I am from Croydon, South London. And I don’t know about you but, when I see an artist or well known person that is from my area doing so well for themselves, it really makes me happy for so many reasons. Not only because they’re becoming acknowledged so quickly, but because they’re also being such appropriate and relatable role models for younger generations. A lot of the Croydoners have been recognised by the MOBOs this year, such as Michael Dapaah (Big Shaq), Stormzy, Krept & Konan, Cadet, Ray BLK and Nadia Rose. In my opinion, it also does help a lot of the youth to focus more on creative or peer-mentoring alternatives and outlets than being out on the street and increasing the chances of them becoming victims of gang or knife crime.

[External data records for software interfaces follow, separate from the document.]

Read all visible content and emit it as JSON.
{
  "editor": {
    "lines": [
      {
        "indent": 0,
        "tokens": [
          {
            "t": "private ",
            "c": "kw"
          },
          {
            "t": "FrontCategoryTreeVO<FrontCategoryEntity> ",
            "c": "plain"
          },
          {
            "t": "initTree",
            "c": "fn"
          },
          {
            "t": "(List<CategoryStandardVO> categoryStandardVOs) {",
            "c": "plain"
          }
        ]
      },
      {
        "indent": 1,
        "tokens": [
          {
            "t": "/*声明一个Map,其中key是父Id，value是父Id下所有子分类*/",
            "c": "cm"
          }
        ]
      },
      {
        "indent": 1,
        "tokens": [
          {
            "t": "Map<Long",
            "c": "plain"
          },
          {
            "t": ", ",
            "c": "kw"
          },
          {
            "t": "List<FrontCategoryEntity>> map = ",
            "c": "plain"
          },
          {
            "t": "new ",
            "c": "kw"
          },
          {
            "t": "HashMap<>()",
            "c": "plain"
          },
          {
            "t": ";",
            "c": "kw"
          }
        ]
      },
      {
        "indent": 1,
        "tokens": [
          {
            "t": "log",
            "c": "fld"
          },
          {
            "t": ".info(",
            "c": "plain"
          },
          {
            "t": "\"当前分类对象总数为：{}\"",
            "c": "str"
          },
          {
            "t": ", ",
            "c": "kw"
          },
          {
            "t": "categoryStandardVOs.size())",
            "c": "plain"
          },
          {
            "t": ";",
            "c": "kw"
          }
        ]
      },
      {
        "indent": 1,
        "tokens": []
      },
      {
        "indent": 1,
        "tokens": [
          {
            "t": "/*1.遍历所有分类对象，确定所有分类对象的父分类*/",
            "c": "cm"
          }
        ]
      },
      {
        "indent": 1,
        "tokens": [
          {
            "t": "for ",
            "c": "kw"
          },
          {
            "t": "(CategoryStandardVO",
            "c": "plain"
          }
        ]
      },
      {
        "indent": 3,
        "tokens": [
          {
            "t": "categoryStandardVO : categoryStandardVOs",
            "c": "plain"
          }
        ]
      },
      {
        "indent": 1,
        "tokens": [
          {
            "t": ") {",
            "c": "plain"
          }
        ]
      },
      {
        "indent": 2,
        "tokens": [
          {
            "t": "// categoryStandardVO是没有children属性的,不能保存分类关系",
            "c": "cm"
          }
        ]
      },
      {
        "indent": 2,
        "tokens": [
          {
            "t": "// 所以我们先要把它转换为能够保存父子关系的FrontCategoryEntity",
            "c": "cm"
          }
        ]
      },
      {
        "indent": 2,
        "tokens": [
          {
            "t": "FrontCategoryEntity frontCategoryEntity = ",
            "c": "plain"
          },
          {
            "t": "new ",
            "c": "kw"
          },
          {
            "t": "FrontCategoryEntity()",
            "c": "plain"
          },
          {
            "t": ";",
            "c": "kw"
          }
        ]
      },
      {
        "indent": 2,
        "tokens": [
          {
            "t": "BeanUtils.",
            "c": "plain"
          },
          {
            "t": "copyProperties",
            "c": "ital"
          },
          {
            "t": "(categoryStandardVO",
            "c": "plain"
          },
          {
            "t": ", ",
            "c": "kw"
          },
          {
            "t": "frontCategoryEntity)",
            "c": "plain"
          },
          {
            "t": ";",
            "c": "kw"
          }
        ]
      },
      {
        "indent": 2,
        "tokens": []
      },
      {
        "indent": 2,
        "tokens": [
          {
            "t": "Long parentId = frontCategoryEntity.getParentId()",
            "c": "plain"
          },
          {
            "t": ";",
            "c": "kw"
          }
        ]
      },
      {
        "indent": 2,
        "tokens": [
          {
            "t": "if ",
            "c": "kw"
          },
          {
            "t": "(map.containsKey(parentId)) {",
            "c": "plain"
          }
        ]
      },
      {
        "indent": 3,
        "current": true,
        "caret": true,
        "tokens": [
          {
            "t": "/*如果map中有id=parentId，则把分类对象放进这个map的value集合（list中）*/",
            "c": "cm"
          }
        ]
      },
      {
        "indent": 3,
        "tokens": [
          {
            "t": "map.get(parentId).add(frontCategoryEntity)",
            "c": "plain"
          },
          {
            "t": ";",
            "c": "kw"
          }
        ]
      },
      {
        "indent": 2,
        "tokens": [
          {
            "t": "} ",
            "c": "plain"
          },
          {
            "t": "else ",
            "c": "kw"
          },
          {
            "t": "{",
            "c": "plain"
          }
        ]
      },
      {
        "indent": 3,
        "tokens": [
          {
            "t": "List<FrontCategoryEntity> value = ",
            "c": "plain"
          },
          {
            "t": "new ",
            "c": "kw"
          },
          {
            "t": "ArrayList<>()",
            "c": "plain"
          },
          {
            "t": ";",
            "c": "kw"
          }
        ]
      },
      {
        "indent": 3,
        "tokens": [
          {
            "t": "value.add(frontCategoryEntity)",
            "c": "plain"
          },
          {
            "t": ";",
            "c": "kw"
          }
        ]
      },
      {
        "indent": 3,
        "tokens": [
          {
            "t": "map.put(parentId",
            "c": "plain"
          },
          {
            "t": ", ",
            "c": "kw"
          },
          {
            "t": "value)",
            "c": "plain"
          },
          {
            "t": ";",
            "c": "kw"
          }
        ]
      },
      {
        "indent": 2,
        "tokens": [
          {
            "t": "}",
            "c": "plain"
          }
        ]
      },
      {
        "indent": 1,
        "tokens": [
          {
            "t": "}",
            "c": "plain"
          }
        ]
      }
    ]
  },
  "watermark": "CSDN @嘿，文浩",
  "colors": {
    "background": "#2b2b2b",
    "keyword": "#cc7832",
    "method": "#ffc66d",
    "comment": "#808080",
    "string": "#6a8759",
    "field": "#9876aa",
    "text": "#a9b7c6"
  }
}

If it weren’t for the MOBOs, artists’ may not have received the level of exposure and associated success. I had the opportunity a few weeks ago to meet a wonderful lady called Shannon Wright who is a Content & Talent Coordinator for MOBOs. This was organised by Exec Producer and Manager of Media Trust Jasmine Dotiwala alongside Project Manager of London 360 Reshma Biring and assisted by Nicola Cross. Shannon gave us an insight of what her job entailed, as well as her personal journey from graduating at university, doing work experience at media companies and always reaching out to them explaining that she is willing to help out where possible. Watching the “MOBO: Paving The Way” documentary highlighted the success of MOBOs and why it is important for people in society to understand the various genres of music that did not have a mainstream platform beforehand. Her passion for the MOBOs and seeing it all come together was very inspiring. I’m also extremely grateful at the fact that this opportunity through Media Trust came to light, as it has given me a clearer insight of what I want to do for my career.
“Beyond the awards, MOBO supports undiscovered talent in music via The Connect and MOBO UnSung, and across the wider creative industries via the MOBO Season and MOBOvation Talks, alongside our newly established charity, MOBO Trust, which aims to support young people in the creative industries via a MOBO Fund and an all-new MOBO Academy.” – http://beta.mobo.com/content/about-us